Women’s discontent with gender inequality is on the rise. Today (March 8th) thousands of women will celebrate International Women’s Day (IWD). It will be a bitter sweet celebration. We will welcome women’s increasing advancement in education, health, and the workplace. But we will also lament stalled progress on gender equality in New Zealand at a time when women globally are knitting pink “pussy hats” and have taken protest back to the streets.
The hiatus in progressing women’s rights in New Zealand takes place against a backdrop of public complacency and a general political malaise about implementing gender equality which has pushed women’s rights back to the margins.
Today parliament is scheduled to debate Green MP Jan Logie’s Domestic Violence Victim’s Protection Bill which provides 10 days paid leave to victims. Up until the last minute, the Government did not support the bill claiming the extra leave would carry significant costs. In a change of heart late yesterday, Justice Minister Amy Adams tweeted her support saying, “the bill needs work but there are issues worth discussing” - there are still obstacles to overcome if it is to pass into law without being watered down.
As for the government’s claim on the cost, this has not been the experience of the ANZ, who introduced a similar special leave to staff 18 months ago and says it costs little and costs are outweighed by benefit.
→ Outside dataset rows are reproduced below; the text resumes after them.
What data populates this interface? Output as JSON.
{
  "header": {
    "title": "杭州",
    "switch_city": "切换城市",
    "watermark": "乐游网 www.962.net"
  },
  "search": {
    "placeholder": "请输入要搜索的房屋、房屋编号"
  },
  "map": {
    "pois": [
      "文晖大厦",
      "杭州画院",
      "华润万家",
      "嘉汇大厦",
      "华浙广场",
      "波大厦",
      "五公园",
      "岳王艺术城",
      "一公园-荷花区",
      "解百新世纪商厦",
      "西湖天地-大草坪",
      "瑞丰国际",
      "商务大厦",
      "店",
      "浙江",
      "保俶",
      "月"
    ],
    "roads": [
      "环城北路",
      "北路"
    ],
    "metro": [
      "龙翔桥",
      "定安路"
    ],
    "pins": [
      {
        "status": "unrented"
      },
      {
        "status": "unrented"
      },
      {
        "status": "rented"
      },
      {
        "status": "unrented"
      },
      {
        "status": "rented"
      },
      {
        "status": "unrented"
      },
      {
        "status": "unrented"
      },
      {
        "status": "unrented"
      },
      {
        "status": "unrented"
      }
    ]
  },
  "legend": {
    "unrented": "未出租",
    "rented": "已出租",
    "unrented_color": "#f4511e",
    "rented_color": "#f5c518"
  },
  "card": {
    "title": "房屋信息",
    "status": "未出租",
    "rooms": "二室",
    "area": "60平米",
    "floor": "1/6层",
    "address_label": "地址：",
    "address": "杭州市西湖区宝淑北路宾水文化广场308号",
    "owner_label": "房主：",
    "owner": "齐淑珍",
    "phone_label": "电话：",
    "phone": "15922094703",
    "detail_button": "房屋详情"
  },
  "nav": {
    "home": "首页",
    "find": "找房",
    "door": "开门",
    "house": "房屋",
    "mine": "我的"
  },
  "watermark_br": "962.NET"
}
The government has also suggested the bill duplicates existing employment and health and safety legislation and that organisations such as The Warehouse are doing it anyway. So what’s the problem? Even Business New Zealand indicated the bill should go to select committee so small business could have a say. And while it is good news that it will now support the bill, the government continues to undermine the rights of women in other areas. For example, the extraordinary step by the Prime Minister Bill English, while Finance Minister, to use the Government’s power of financial veto and effectively kill off an extension of paid parental leave to 26 weeks. The Finance Minister also had to admit he got his maths wrong when citing the high cost as the reasons for his lack of support. The spectre of financial costs are the retreat of governments who lack the will to implement women’s human rights.
Progress on equal pay is probably the most potent example of rhetoric not matching reality.
The Government has yet to provide aged care workers or the many thousands of other low paid female workers in the public and community sectors with a single cent more in equal pay settlements. It is now five years since the Caring Counts report from the New Zealand Human Rights Commission described age care work as a form of modern day slave labour, and four years since Lower Hutt aged care worker, Kristine Bartlett, emerged as the face of the union equal pay case.
Not that successive Governments are the only villains. A recent analysis of private age care provider annual reports reveals some extraordinary pay gaps. One major provider admits that its chief executive receives 21.7 times the remuneration of an average employee. In general, publicly listed aged care providers are making startling profits and receiving increased government subsidies while at the same time keeping carers’ wages at the minimum.
There is widespread support for the agreement between employers, unions and the Government to a set of joint principles that will help women lodge complaints about equal pay. But the slowness of the process means that justice delayed is justice denied. While the Government talks of a jump start to the use of the principles, there has yet been no corresponding jump start in female pay packets.
There have yet to be settlements in aged care and many other sectors where low paid women are fighting for justice. Another equal pay process and another set of principles are underway. However, on IWD 2017 equal pay and pay equity for thousands of New Zealand women is as elusive as it has been for the past 50 years. Show us the money as well as the principles will be the call from women in an election year.